Hagel walks back "containment," says he misspoke, there’s no position on "containment." Levin corrects him: There is a position on containment — the Senate is against. Hagel apologizes for misspeaking while apologizing for misspeaking.
I’ve had more attention to my words over the last six weeks…
Sen. Mark Udall (D-Colo.), notes critics who say Hagel is soft on Iran, "anti Israel." "These are very serious charges."
(Note: Udall was one of four vulnerable Democrats up for reelection in 2014 who was targeted by Christians United for Israel newspaper ads urging the senators not to confirm Hagel.)
Udall asks Hagel to discuss military option on Iran, elaborate support for Israel.
Hagel notes his support for "special relationship" with Israel.
Udall softballs Hagel on IRGC vote: "You were protecting the Congress’ prerogative when it comes to declaring war."
Sen. Roger Wicker (R-Miss.) notes that Hagel explained his opposition to unilateral Iran sanctions the day after he was nominated, but within days, was writing and saying that he now backs them.

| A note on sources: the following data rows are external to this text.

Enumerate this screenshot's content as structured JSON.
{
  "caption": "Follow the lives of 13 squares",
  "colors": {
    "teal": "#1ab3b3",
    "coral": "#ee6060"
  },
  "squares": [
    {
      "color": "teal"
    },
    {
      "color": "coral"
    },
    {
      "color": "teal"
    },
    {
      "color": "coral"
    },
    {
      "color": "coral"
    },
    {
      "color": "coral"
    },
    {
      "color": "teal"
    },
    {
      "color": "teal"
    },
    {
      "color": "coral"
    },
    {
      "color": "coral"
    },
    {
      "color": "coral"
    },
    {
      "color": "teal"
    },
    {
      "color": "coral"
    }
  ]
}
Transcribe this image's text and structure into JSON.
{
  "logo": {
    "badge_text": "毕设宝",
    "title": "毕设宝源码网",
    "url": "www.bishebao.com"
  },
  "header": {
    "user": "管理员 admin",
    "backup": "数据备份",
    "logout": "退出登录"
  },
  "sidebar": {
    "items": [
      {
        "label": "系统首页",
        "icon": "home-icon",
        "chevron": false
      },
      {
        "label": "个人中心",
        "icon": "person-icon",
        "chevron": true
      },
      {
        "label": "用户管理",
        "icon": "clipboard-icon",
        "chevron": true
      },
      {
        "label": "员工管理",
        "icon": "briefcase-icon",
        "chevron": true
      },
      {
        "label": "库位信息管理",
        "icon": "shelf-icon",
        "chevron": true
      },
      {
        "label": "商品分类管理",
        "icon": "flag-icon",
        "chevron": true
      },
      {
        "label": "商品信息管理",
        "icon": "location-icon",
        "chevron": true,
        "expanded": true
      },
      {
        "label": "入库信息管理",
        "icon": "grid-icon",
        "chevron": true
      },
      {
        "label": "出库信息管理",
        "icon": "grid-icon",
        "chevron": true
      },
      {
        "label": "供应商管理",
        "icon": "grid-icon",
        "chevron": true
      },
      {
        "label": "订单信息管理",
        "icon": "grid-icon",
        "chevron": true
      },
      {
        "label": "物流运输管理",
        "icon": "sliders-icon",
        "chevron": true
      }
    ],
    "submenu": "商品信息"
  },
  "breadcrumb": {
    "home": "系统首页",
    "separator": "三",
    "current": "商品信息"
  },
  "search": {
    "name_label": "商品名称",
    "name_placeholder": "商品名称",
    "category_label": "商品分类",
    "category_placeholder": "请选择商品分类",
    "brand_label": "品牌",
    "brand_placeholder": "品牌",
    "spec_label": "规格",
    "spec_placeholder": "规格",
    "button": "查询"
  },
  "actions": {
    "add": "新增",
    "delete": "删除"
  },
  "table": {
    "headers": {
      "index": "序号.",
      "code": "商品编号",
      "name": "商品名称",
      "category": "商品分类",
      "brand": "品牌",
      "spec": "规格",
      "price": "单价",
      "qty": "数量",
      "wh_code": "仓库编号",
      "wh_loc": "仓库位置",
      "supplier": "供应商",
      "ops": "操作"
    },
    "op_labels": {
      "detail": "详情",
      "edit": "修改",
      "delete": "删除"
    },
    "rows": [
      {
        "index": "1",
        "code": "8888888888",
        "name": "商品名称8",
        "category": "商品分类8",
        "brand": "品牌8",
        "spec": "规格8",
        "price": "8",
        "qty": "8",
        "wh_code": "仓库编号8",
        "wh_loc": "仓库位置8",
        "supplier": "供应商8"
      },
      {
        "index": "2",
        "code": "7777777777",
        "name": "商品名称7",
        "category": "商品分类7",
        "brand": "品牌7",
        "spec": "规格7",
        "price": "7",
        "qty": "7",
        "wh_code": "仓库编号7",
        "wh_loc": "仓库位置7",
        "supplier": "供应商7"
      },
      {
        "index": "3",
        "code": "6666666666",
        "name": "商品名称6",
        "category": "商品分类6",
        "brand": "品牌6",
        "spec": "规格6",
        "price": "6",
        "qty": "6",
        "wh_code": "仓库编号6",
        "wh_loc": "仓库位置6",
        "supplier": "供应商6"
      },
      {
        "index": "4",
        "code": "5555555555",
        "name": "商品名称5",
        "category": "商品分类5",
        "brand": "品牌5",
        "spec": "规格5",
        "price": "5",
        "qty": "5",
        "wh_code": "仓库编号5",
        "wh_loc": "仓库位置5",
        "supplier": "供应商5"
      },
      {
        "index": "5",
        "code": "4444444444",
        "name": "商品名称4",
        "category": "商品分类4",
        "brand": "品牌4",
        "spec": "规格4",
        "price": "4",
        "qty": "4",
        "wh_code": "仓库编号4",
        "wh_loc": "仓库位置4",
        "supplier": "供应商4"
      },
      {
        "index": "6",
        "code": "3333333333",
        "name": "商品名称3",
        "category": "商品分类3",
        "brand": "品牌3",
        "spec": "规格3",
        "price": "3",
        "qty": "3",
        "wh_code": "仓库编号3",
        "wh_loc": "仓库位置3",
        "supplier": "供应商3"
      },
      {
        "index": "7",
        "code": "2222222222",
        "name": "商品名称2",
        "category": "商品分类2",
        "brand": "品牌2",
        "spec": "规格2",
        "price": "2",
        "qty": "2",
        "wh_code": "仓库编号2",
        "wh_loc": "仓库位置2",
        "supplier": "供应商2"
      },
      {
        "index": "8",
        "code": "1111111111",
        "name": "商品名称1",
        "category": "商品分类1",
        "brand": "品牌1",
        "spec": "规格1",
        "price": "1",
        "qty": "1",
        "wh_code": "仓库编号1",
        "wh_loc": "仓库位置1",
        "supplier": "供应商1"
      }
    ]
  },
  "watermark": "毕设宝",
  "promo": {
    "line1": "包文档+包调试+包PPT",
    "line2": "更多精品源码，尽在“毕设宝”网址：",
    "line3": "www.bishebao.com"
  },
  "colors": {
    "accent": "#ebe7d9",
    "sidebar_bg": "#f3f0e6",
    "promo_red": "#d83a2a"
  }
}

Wicker also raises Hagel’s "Jewish lobby" comment, noted that he had retracted the statement and apologized for it. He wants to know if he still tthinks "they succeed in doing dumb things through intimidation and theat U.S. policy has been wrong" because of it.
I’ve already said I regret referencing the Jewish lobby, I should have said pro-Israel lobby.
The use of intimidation — I should have used influence, I think would have been more appropriate.
I should not have said dumb or stupid, because I understand or appreciate there are other views on these things.
Sen. Kay Hagan (N.C.), another 2014 culnerable subject to a CUFI as, is "personally to committed to israel’s security as a Jewish state," she was just in Israel, the ties between military and intelligence "have never been stronger." She wants Hagel to reaffirm his own commitment.
Sen. Kelley Ayotte (R-N.H.) gets to comprehensive Iran sanctions legislation that was put on hold by anonymous senator(s) in 2008. He acknowledges:
I was one of some Republican senators who did not want that bull to go forward, the reason I did is because the Bush administration did not want that bill to go forward.
Interesting: I was unaware that there was more than one GOP senator involved, and also had not heard explicitly (although I had suspected) that it was at the Bush administration’s behest.
Sen. Joe Manchin (D-W.Va.) regrets not having served with Hagel, suggesting both of them stand up to special interests.
Sen. Kirsten Gillibrand (D-N.Y.) brings up Iran first, wants him to clarify earlier comment that Iran is "legitimate." Hagel:
What I meant to say, should have said is that its recognizable, its recognized its been recognized at the United Nations… that’s what i should have said.
Sen. Lindsey Graham (R-S.C.) says comment about intimidating is "provocative" statement. "Name one dumb thing … we’re pressured to do one dumb thing."
Hagel repeats that he shouldn’t have made the statement.
Interestingly, Graham uses "Jewish lobby" and also "Israeli lobby" which is arguably more offensive.
Sen. Roy Blunt (R-Mo.), no pro-Israel slouch, wants to get into structure of military — the Israel issue is "exhausted."